By reading this book, you will develop the skills to perceive a space and its contents in light, and be able to devise a layout of luminaires that will provide that lit appearance.
Written by renowned lighting expert Christopher (Kit) Cuttle, the book:
- explains the difference between vision and perception, which is the distinction between providing lighting to make things visible, and providing it to influence the appearance of everything that is visible;
- demonstrates how lighting patterns generated by three-dimensional objects interacting with directional lighting are strongly influential upon how the visual perception process enables us to recognize object attributes, such as lightness, colourfulness, texture and gloss;
- reveals how a designer who understands the role of these lighting patterns in the perceptual process may employ them either to reveal, or to subdue, or to enhance the appearance of selected object attributes by creating appropriate spatial distributions of light;

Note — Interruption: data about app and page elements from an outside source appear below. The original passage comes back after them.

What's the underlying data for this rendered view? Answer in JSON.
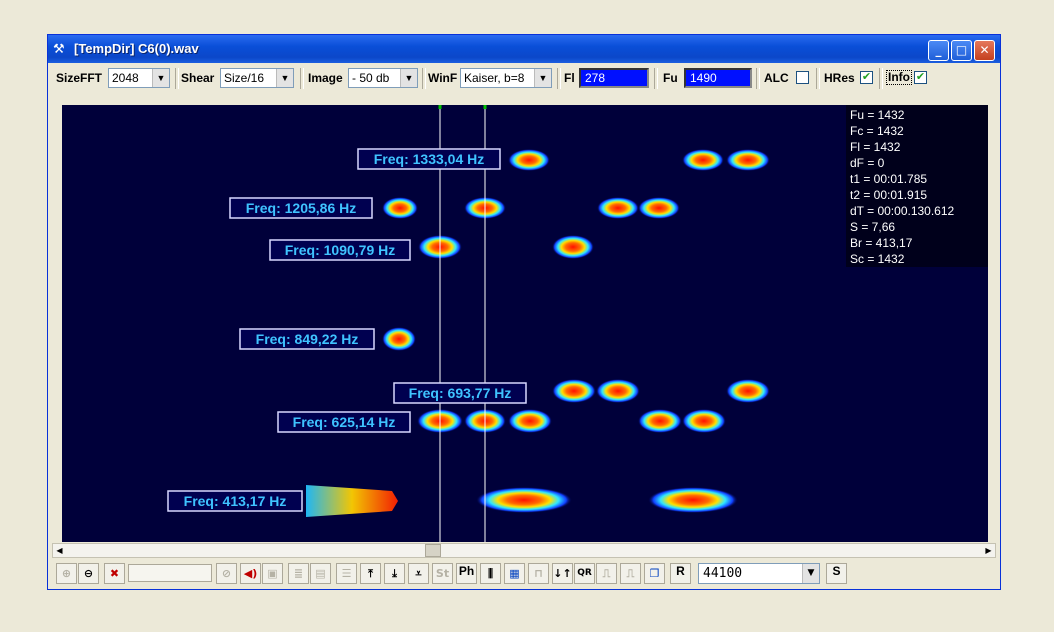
{
  "window": {
    "title": "[TempDir] С6(0).wav",
    "min": "_",
    "max": "□",
    "close": "✕"
  },
  "toolbar": {
    "sizefft_label": "SizeFFT",
    "sizefft_value": "2048",
    "shear_label": "Shear",
    "shear_value": "Size/16",
    "image_label": "Image",
    "image_value": "- 50 db",
    "winf_label": "WinF",
    "winf_value": "Kaiser, b=8",
    "fl_label": "Fl",
    "fl_value": "278",
    "fu_label": "Fu",
    "fu_value": "1490",
    "alc_label": "ALC",
    "hres_label": "HRes",
    "info_label": "Info"
  },
  "info_panel": [
    "Fu = 1432",
    "Fc = 1432",
    "Fl = 1432",
    "dF = 0",
    "t1 = 00:01.785",
    "t2 = 00:01.915",
    "dT = 00:00.130.612",
    "S = 7,66",
    "Br = 413,17",
    "Sc = 1432"
  ],
  "freq_labels": [
    "Freq: 1333,04 Hz",
    "Freq: 1205,86 Hz",
    "Freq: 1090,79 Hz",
    "Freq: 849,22 Hz",
    "Freq: 693,77 Hz",
    "Freq: 625,14 Hz",
    "Freq: 413,17 Hz"
  ],
  "bottom": {
    "ph_label": "Ph",
    "r_label": "R",
    "s_label": "S",
    "rate_value": "44100"
  },
  "colors": {
    "background": "#00003a",
    "label_text": "#3fc3ff",
    "titlebar": "#0a4fd8"
  }
}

- carefully explains calculational techniques and provides easy-to-use spreadsheets, so that layouts of lamps and luminaires are derived that can be relied upon to achieve the required illumination distributions.

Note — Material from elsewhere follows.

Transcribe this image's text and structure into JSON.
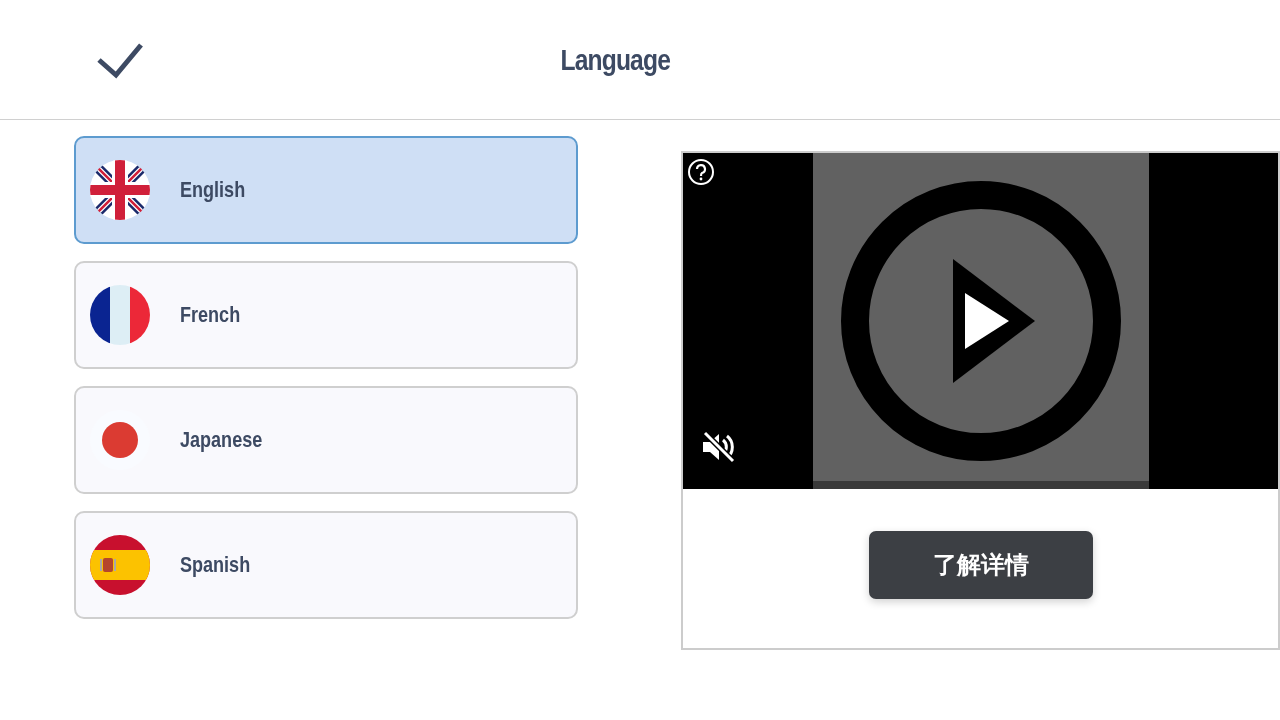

Practical lighting design involves devising three-dimensional light fields that create luminous hierarchies related to the visual significance of each element within a scene. By providing you with everything you need to develop a design concept - from the understanding of how lighting influences human perceptions of surroundings, through to engineering efficient and effective lighting solutions – Kit Cuttle instills in his readers a new-found confidence in lighting design.
Table of Contents
Introduction 1. The Role of Visual Perception 2. Ambient Illumination 3. Brightness Patterns 4. Illumination Hierarchy 5. Lighting Patterns 6. Luminous Elements 7. Getting it all together
Christopher Cuttle, MA, FCIBSE, FIESANZ, FIESNA, FSLL, is a lighting designer, educator, and author who lives in New Zealand. He gained broad experience of lighting in the UK before taking up academic positions in New Zealand (Senior Lecturer in schools of architecture in Wellington and Auckland) and in the USA (Head of Graduate Education in Lighting at the Lighting Research Center, Rensselaer Polytechnic Institute, New York). His books Lighting by Design (2003, 2nd edition 2008), and Light for Art’s Sake (2007), are both published by Routledge.